The bottom line? A demotion can actually help a player find himself again. Epstein indicated to the flagship station that the same qualities that enabled Schwarber to return early from a devastating knee injury are the same ones that will pull him out of his season-long slump. The Cubs figure they’re helping him by allowing him to do it away from the limelight of the major league club.
The Cubs may end up needing the old Schwarber just as badly this season as they did when he became a World Series hero in Chicago last fall. With injuries to veterans Jason Heyward, Ben Zobrist and Kyle Hendricks, combined with a .500-ish record, they could use all the help they can get.
But first Schwarber has to help himself.
Schwarber, 24, is hitting .171 just seven months after helping the Cubs to a World Series victory. Chicago is in second place in the National League Central.
"He took it really well. We're doing to hopefully reset him," Cubs manager Joe Maddon said. "Get him back up here with a fresh start. He was very professional about it. Understood it, entirely."
"At some point it felt like the right thing to do was give him a chance to hit the reset button," Cubs general manager Jed Hoyer said. "We got to the point mentally we thought he needs a mental break before he could come out of it."
As part of a series of moves, the Cubs will also put outfielder Jason Heyward on the disabled list with a cut on his hand. They are calling up outfielder Mark Zagunis from Iowa for his first taste of the majors. Pitcher Dylan Floro is also rejoining the team.
Heyward's stint on the DL is retroactive to June 19.
Heyward suffered the injury in the second inning of Sunday's game against the Pirates when he attempted to make a sliding catch on the warning track in foul territory.
There is no actual timetable," Maddon said regarding how long Schwarber will be with Iowa. "I don't anticipate it to be long. We'll see how it plays out."
After losing Dexter Fowler

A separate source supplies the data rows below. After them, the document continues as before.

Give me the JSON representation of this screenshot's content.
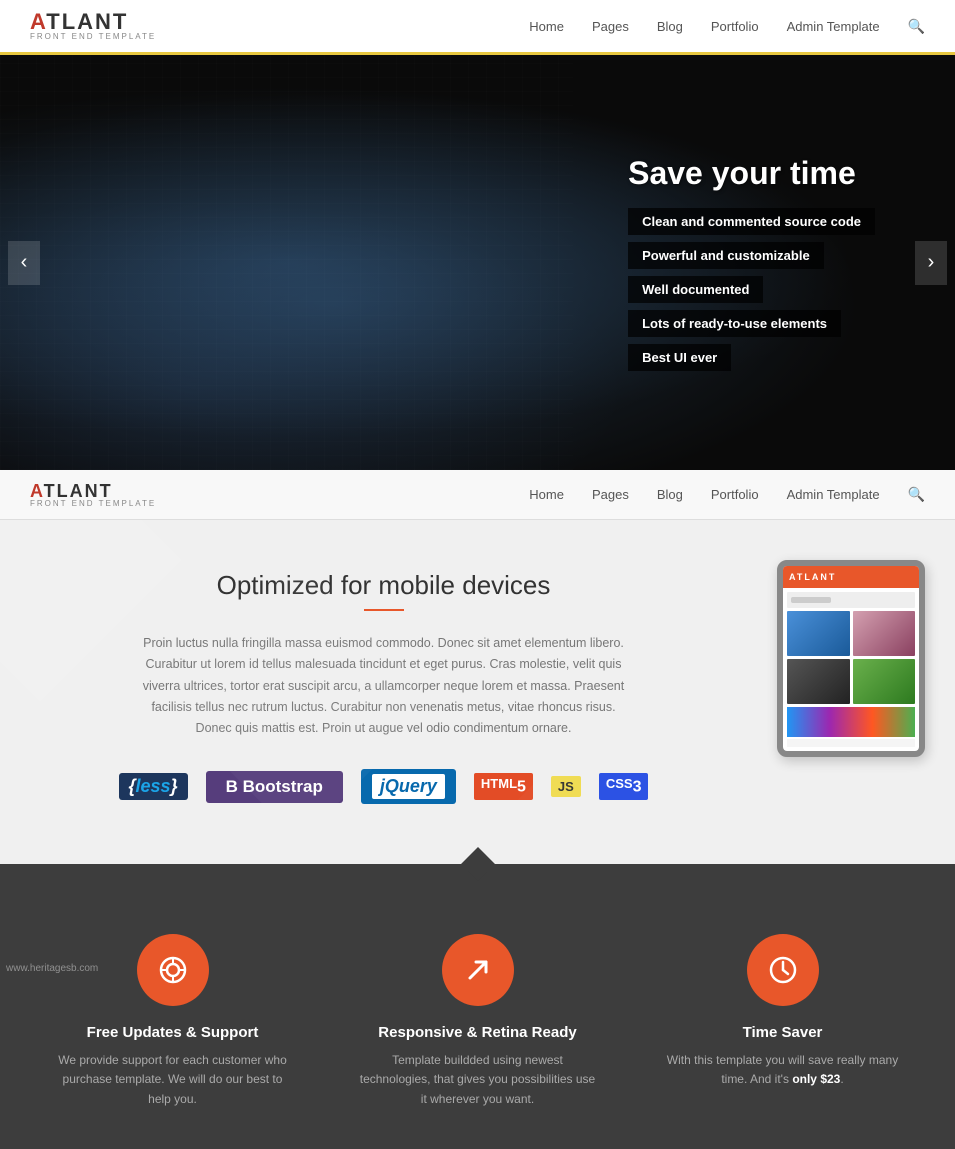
{
  "brand": {
    "name_prefix": "A",
    "name_rest": "TLANT",
    "tagline": "FRONT END TEMPLATE"
  },
  "nav": {
    "links": [
      "Home",
      "Pages",
      "Blog",
      "Portfolio",
      "Admin Template"
    ]
  },
  "hero": {
    "title": "Save your time",
    "features": [
      "Clean and commented source code",
      "Powerful and customizable",
      "Well documented",
      "Lots of ready-to-use elements",
      "Best UI ever"
    ],
    "prev_label": "‹",
    "next_label": "›"
  },
  "mobile_section": {
    "title": "Optimized for mobile devices",
    "description": "Proin luctus nulla fringilla massa euismod commodo. Donec sit amet elementum libero. Curabitur ut lorem id tellus malesuada tincidunt et eget purus. Cras molestie, velit quis viverra ultrices, tortor erat suscipit arcu, a ullamcorper neque lorem et massa. Praesent facilisis tellus nec rutrum luctus. Curabitur non venenatis metus, vitae rhoncus risus. Donec quis mattis est. Proin ut augue vel odio condimentum ornare.",
    "tech_badges": [
      {
        "label": "less",
        "type": "less"
      },
      {
        "label": "B Bootstrap",
        "type": "bootstrap"
      },
      {
        "label": "jQuery",
        "type": "jquery"
      },
      {
        "label": "HTML5",
        "type": "html5"
      },
      {
        "label": "JS",
        "type": "js"
      },
      {
        "label": "CSS3",
        "type": "css3"
      }
    ]
  },
  "feature_cards": [
    {
      "icon": "⊙",
      "title": "Free Updates & Support",
      "description": "We provide support for each customer who purchase template. We will do our best to help you."
    },
    {
      "icon": "↗",
      "title": "Responsive & Retina Ready",
      "description": "Template buildded using newest technologies, that gives you possibilities use it wherever you want."
    },
    {
      "icon": "◷",
      "title": "Time Saver",
      "description": "With this template you will save really many time. And it's only $23.",
      "highlight": "$23"
    }
  ],
  "watermark": "www.heritagesb.com"
}
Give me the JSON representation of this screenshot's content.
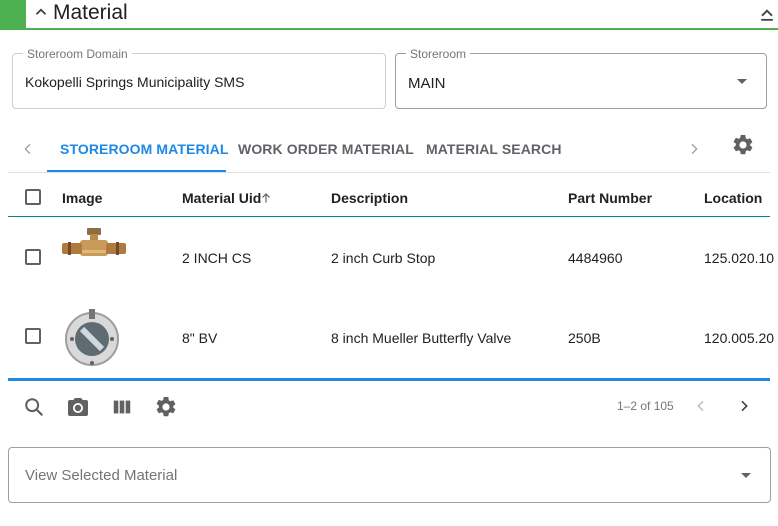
{
  "section": {
    "title": "Material"
  },
  "fields": {
    "storeroom_domain": {
      "label": "Storeroom Domain",
      "value": "Kokopelli Springs Municipality SMS"
    },
    "storeroom": {
      "label": "Storeroom",
      "value": "MAIN"
    }
  },
  "tabs": [
    {
      "label": "STOREROOM MATERIAL",
      "active": true
    },
    {
      "label": "WORK ORDER MATERIAL",
      "active": false
    },
    {
      "label": "MATERIAL SEARCH",
      "active": false
    }
  ],
  "table": {
    "columns": [
      "Image",
      "Material Uid",
      "Description",
      "Part Number",
      "Location"
    ],
    "rows": [
      {
        "uid": "2 INCH CS",
        "description": "2 inch Curb Stop",
        "part_number": "4484960",
        "location": "125.020.10"
      },
      {
        "uid": "8\" BV",
        "description": "8 inch Mueller Butterfly Valve",
        "part_number": "250B",
        "location": "120.005.20"
      }
    ]
  },
  "pager": {
    "text": "1–2 of 105"
  },
  "view_selected": {
    "placeholder": "View Selected Material"
  },
  "icons": {
    "toolbar": [
      "search-icon",
      "camera-icon",
      "columns-icon",
      "gear-icon"
    ],
    "tabs": [
      "chevron-left-icon",
      "chevron-right-icon",
      "gear-icon"
    ]
  },
  "colors": {
    "accent": "#4caf50",
    "primary": "#1e88e5",
    "header_rule": "#00897b"
  }
}
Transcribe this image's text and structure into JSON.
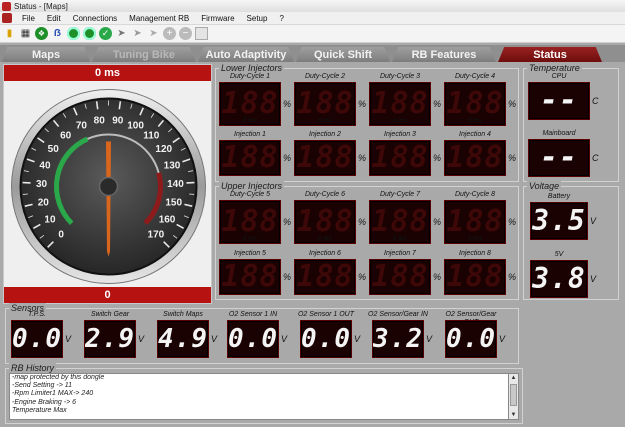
{
  "window": {
    "title": "Status - [Maps]"
  },
  "menu": [
    "File",
    "Edit",
    "Connections",
    "Management RB",
    "Firmware",
    "Setup",
    "?"
  ],
  "toolbar": {
    "icons": [
      "folder-icon",
      "save-icon",
      "usb-icon",
      "bluetooth-icon",
      "usb-connect-icon",
      "bluetooth-connect-icon",
      "check-icon",
      "pin-icon",
      "pin-disabled-icon",
      "pin-gray-icon",
      "plus-icon",
      "minus-icon",
      "resize-icon"
    ]
  },
  "tabs": [
    {
      "label": "Maps",
      "state": "normal"
    },
    {
      "label": "Tuning Bike",
      "state": "disabled"
    },
    {
      "label": "Auto Adaptivity",
      "state": "normal"
    },
    {
      "label": "Quick Shift",
      "state": "normal"
    },
    {
      "label": "RB Features",
      "state": "normal"
    },
    {
      "label": "Status",
      "state": "active"
    }
  ],
  "gauge": {
    "top_value": "0 ms",
    "bottom_value": "0",
    "ticks": [
      "0",
      "10",
      "20",
      "30",
      "40",
      "50",
      "60",
      "70",
      "80",
      "90",
      "100",
      "110",
      "120",
      "130",
      "140",
      "150",
      "160",
      "170"
    ],
    "needle_value": 0
  },
  "lower_injectors": {
    "title": "Lower Injectors",
    "duty": [
      {
        "label": "Duty-Cycle 1",
        "value": "188",
        "unit": "%",
        "ms": "0 ms"
      },
      {
        "label": "Duty-Cycle 2",
        "value": "188",
        "unit": "%",
        "ms": "0 ms"
      },
      {
        "label": "Duty-Cycle 3",
        "value": "188",
        "unit": "%",
        "ms": "0 ms"
      },
      {
        "label": "Duty-Cycle 4",
        "value": "188",
        "unit": "%",
        "ms": "0 ms"
      }
    ],
    "injection": [
      {
        "label": "Injection 1",
        "value": "188",
        "unit": "%"
      },
      {
        "label": "Injection 2",
        "value": "188",
        "unit": "%"
      },
      {
        "label": "Injection 3",
        "value": "188",
        "unit": "%"
      },
      {
        "label": "Injection 4",
        "value": "188",
        "unit": "%"
      }
    ]
  },
  "upper_injectors": {
    "title": "Upper Injectors",
    "duty": [
      {
        "label": "Duty-Cycle 5",
        "value": "188",
        "unit": "%",
        "ms": "0 ms"
      },
      {
        "label": "Duty-Cycle 6",
        "value": "188",
        "unit": "%",
        "ms": "0 ms"
      },
      {
        "label": "Duty-Cycle 7",
        "value": "188",
        "unit": "%",
        "ms": "0 ms"
      },
      {
        "label": "Duty-Cycle 8",
        "value": "188",
        "unit": "%",
        "ms": "0 ms"
      }
    ],
    "injection": [
      {
        "label": "Injection 5",
        "value": "188",
        "unit": "%"
      },
      {
        "label": "Injection 6",
        "value": "188",
        "unit": "%"
      },
      {
        "label": "Injection 7",
        "value": "188",
        "unit": "%"
      },
      {
        "label": "Injection 8",
        "value": "188",
        "unit": "%"
      }
    ]
  },
  "temperature": {
    "title": "Temperature",
    "items": [
      {
        "label": "CPU",
        "value": "--",
        "unit": "C"
      },
      {
        "label": "Mainboard",
        "value": "--",
        "unit": "C"
      }
    ]
  },
  "voltage": {
    "title": "Voltage",
    "items": [
      {
        "label": "Battery",
        "value": "3.5",
        "unit": "V"
      },
      {
        "label": "5V",
        "value": "3.8",
        "unit": "V"
      }
    ]
  },
  "sensors": {
    "title": "Sensors",
    "items": [
      {
        "label": "T.P.S.",
        "value": "0.0",
        "unit": "V"
      },
      {
        "label": "Switch Gear",
        "value": "2.9",
        "unit": "V"
      },
      {
        "label": "Switch Maps",
        "value": "4.9",
        "unit": "V"
      },
      {
        "label": "O2 Sensor 1 IN",
        "value": "0.0",
        "unit": "V"
      },
      {
        "label": "O2 Sensor 1 OUT",
        "value": "0.0",
        "unit": "V"
      },
      {
        "label": "O2 Sensor/Gear IN",
        "value": "3.2",
        "unit": "V"
      },
      {
        "label": "O2 Sensor/Gear OUT",
        "value": "0.0",
        "unit": "V"
      }
    ]
  },
  "history": {
    "title": "RB History",
    "lines": [
      "-map protected by this dongle",
      "-Send Setting -> 11",
      "-Rpm Limiter1 MAX-> 240",
      "-Engine Braking -> 6",
      "Temperature Max"
    ]
  },
  "colors": {
    "accent_red": "#b61212",
    "display_bg": "#1a0202",
    "segment_off": "#3e0808",
    "segment_on": "#f4f4f4"
  }
}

CHICAGO -- Erick Aybar hit a tying shot home run in the sixth inning, Luis Torrens walked with the bases loaded against Koji Uehara in the eighth and the San Diego Padres stopped a three-game losing streak by beating the Chicago Cubs 3-2 on Wednesday.
Uehara (2-4), the fifth of six Cubs relievers, replaced Pedro Strop starting the eighth and allowed singles to Wil Myers leading off and Cory Spangenberg with one out. Erick Aybar was intentionally walked, loading the bases, Matt Szczur fouled out and Torrens took a 3-1 fastball that sailed inside.
Beermann Pritikin Mirabelli Swerdlove LLP, the law firm representing Melisa Russell, announced the divorce proceedings in a statement released Wednesday.
MLB began its investigation earlier this month after Melisa Russell, in an Instagram post, accused her husband of cheating and implied that the couple was breaking up. A comment related to the post from someone she identified as a close friend accused the player of physically abusing his wife.
Melisa Russell has not publicly commented on the abuse allegation.
"It is her desire to pursue a resolution that is, first and foremost, in the best interest of the parties' son, and which occurs in a swift, amicable and private fashion," the firm's statement said.
Addison Russell has denied abusing his wife, saying in a statement two weeks ago that "any allegation I have abused my wife is false and hurtful."
MLB and the players' union agreed to a new, more rigorous domestic violence policy in 2015. Yankees